• **Entries shown**
┌──
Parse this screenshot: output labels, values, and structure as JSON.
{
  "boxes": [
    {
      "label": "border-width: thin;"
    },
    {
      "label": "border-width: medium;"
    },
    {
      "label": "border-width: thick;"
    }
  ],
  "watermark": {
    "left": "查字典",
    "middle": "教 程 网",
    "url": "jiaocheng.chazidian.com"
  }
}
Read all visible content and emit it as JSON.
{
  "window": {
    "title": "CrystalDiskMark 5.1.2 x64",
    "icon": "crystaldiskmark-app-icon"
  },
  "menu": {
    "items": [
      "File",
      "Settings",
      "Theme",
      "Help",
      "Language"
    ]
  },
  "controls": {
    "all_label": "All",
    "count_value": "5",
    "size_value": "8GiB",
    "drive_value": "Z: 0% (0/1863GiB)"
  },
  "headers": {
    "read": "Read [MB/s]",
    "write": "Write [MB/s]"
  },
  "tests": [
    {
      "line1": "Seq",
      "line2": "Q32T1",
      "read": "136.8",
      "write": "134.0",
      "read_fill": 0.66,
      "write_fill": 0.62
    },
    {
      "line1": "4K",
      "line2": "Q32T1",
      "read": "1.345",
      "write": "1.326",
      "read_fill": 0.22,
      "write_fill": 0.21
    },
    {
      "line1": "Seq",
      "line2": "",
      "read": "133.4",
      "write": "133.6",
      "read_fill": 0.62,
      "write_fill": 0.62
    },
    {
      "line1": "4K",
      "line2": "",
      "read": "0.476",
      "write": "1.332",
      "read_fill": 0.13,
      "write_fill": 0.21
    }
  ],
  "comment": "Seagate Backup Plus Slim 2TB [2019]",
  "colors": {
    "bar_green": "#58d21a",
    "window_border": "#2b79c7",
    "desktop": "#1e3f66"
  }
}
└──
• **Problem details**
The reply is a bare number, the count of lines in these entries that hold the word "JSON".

• **Your solution**
2